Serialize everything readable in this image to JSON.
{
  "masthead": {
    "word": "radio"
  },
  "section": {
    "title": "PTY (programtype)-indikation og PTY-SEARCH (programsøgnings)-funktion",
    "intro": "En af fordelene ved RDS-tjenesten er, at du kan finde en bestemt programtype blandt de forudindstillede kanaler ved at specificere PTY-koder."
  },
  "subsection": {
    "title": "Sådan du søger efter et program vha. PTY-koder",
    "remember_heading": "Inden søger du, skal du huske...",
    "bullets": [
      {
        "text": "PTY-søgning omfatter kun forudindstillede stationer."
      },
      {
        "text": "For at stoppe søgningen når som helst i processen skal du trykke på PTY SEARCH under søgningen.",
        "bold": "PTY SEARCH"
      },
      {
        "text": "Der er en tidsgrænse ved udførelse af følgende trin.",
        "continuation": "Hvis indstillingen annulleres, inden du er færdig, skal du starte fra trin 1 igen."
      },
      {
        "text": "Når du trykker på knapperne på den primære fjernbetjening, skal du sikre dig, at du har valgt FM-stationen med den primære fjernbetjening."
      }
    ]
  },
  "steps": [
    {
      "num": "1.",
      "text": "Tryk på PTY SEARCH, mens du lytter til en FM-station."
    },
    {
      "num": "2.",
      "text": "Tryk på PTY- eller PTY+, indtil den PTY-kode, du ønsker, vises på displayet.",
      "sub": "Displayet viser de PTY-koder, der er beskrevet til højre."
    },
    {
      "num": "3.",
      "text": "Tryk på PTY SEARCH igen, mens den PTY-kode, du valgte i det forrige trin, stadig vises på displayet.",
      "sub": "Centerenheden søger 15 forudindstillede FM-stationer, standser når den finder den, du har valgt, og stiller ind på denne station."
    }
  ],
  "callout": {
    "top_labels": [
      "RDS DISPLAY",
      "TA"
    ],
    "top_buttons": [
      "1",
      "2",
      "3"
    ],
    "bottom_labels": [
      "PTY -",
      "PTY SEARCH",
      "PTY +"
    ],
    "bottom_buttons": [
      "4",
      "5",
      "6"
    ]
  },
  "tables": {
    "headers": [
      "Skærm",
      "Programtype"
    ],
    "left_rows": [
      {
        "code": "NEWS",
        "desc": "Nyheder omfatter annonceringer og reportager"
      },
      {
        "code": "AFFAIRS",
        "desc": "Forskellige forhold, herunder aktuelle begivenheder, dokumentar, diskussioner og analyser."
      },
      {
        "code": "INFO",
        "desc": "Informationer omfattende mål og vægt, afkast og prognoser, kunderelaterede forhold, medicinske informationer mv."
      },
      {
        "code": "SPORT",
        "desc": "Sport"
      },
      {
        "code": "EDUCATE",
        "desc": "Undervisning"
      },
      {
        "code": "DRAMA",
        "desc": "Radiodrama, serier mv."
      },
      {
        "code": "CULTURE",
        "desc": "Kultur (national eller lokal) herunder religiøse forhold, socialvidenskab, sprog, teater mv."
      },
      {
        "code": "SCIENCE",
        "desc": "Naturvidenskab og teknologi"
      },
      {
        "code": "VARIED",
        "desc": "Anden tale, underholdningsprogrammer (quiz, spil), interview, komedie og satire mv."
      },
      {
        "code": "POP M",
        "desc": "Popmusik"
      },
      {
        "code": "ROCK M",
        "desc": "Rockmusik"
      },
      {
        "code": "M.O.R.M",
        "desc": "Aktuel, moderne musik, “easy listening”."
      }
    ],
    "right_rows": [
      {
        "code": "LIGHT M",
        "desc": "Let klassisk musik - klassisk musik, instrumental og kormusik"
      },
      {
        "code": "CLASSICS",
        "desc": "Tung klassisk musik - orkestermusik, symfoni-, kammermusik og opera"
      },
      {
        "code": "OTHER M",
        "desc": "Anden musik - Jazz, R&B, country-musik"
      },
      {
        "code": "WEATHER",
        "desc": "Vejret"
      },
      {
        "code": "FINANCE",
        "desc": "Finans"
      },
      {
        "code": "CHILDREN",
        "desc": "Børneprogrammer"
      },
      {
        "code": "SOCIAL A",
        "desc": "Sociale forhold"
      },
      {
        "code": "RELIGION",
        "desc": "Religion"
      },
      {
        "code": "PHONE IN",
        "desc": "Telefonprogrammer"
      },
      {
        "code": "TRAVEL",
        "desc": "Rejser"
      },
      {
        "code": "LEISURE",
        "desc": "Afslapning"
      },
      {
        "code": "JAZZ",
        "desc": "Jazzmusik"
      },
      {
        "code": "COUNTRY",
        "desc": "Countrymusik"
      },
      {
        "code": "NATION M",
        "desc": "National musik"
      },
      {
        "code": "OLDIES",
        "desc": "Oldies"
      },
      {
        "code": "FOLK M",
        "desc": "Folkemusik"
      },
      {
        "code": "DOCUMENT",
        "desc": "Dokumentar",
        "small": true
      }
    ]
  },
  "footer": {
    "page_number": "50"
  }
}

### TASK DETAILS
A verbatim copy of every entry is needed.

### COMPLETED EXERCISE
Serialize everything readable in this image to JSON.
{
  "masthead": {
    "word": "radio"
  },
  "section": {
    "title": "PTY (programtype)-indikation og PTY-SEARCH (programsøgnings)-funktion",
    "intro": "En af fordelene ved RDS-tjenesten er, at du kan finde en bestemt programtype blandt de forudindstillede kanaler ved at specificere PTY-koder."
  },
  "subsection": {
    "title": "Sådan du søger efter et program vha. PTY-koder",
    "remember_heading": "Inden søger du, skal du huske...",
    "bullets": [
      {
        "text": "PTY-søgning omfatter kun forudindstillede stationer."
      },
      {
        "text": "For at stoppe søgningen når som helst i processen skal du trykke på PTY SEARCH under søgningen.",
        "bold": "PTY SEARCH"
      },
      {
        "text": "Der er en tidsgrænse ved udførelse af følgende trin.",
        "continuation": "Hvis indstillingen annulleres, inden du er færdig, skal du starte fra trin 1 igen."
      },
      {
        "text": "Når du trykker på knapperne på den primære fjernbetjening, skal du sikre dig, at du har valgt FM-stationen med den primære fjernbetjening."
      }
    ]
  },
  "steps": [
    {
      "num": "1.",
      "text": "Tryk på PTY SEARCH, mens du lytter til en FM-station."
    },
    {
      "num": "2.",
      "text": "Tryk på PTY- eller PTY+, indtil den PTY-kode, du ønsker, vises på displayet.",
      "sub": "Displayet viser de PTY-koder, der er beskrevet til højre."
    },
    {
      "num": "3.",
      "text": "Tryk på PTY SEARCH igen, mens den PTY-kode, du valgte i det forrige trin, stadig vises på displayet.",
      "sub": "Centerenheden søger 15 forudindstillede FM-stationer, standser når den finder den, du har valgt, og stiller ind på denne station."
    }
  ],
  "callout": {
    "top_labels": [
      "RDS DISPLAY",
      "TA"
    ],
    "top_buttons": [
      "1",
      "2",
      "3"
    ],
    "bottom_labels": [
      "PTY -",
      "PTY SEARCH",
      "PTY +"
    ],
    "bottom_buttons": [
      "4",
      "5",
      "6"
    ]
  },
  "tables": {
    "headers": [
      "Skærm",
      "Programtype"
    ],
    "left_rows": [
      {
        "code": "NEWS",
        "desc": "Nyheder omfatter annonceringer og reportager"
      },
      {
        "code": "AFFAIRS",
        "desc": "Forskellige forhold, herunder aktuelle begivenheder, dokumentar, diskussioner og analyser."
      },
      {
        "code": "INFO",
        "desc": "Informationer omfattende mål og vægt, afkast og prognoser, kunderelaterede forhold, medicinske informationer mv."
      },
      {
        "code": "SPORT",
        "desc": "Sport"
      },
      {
        "code": "EDUCATE",
        "desc": "Undervisning"
      },
      {
        "code": "DRAMA",
        "desc": "Radiodrama, serier mv."
      },
      {
        "code": "CULTURE",
        "desc": "Kultur (national eller lokal) herunder religiøse forhold, socialvidenskab, sprog, teater mv."
      },
      {
        "code": "SCIENCE",
        "desc": "Naturvidenskab og teknologi"
      },
      {
        "code": "VARIED",
        "desc": "Anden tale, underholdningsprogrammer (quiz, spil), interview, komedie og satire mv."
      },
      {
        "code": "POP M",
        "desc": "Popmusik"
      },
      {
        "code": "ROCK M",
        "desc": "Rockmusik"
      },
      {
        "code": "M.O.R.M",
        "desc": "Aktuel, moderne musik, “easy listening”."
      }
    ],
    "right_rows": [
      {
        "code": "LIGHT M",
        "desc": "Let klassisk musik - klassisk musik, instrumental og kormusik"
      },
      {
        "code": "CLASSICS",
        "desc": "Tung klassisk musik - orkestermusik, symfoni-, kammermusik og opera"
      },
      {
        "code": "OTHER M",
        "desc": "Anden musik - Jazz, R&B, country-musik"
      },
      {
        "code": "WEATHER",
        "desc": "Vejret"
      },
      {
        "code": "FINANCE",
        "desc": "Finans"
      },
      {
        "code": "CHILDREN",
        "desc": "Børneprogrammer"
      },
      {
        "code": "SOCIAL A",
        "desc": "Sociale forhold"
      },
      {
        "code": "RELIGION",
        "desc": "Religion"
      },
      {
        "code": "PHONE IN",
        "desc": "Telefonprogrammer"
      },
      {
        "code": "TRAVEL",
        "desc": "Rejser"
      },
      {
        "code": "LEISURE",
        "desc": "Afslapning"
      },
      {
        "code": "JAZZ",
        "desc": "Jazzmusik"
      },
      {
        "code": "COUNTRY",
        "desc": "Countrymusik"
      },
      {
        "code": "NATION M",
        "desc": "National musik"
      },
      {
        "code": "OLDIES",
        "desc": "Oldies"
      },
      {
        "code": "FOLK M",
        "desc": "Folkemusik"
      },
      {
        "code": "DOCUMENT",
        "desc": "Dokumentar",
        "small": true
      }
    ]
  },
  "footer": {
    "page_number": "50"
  }
}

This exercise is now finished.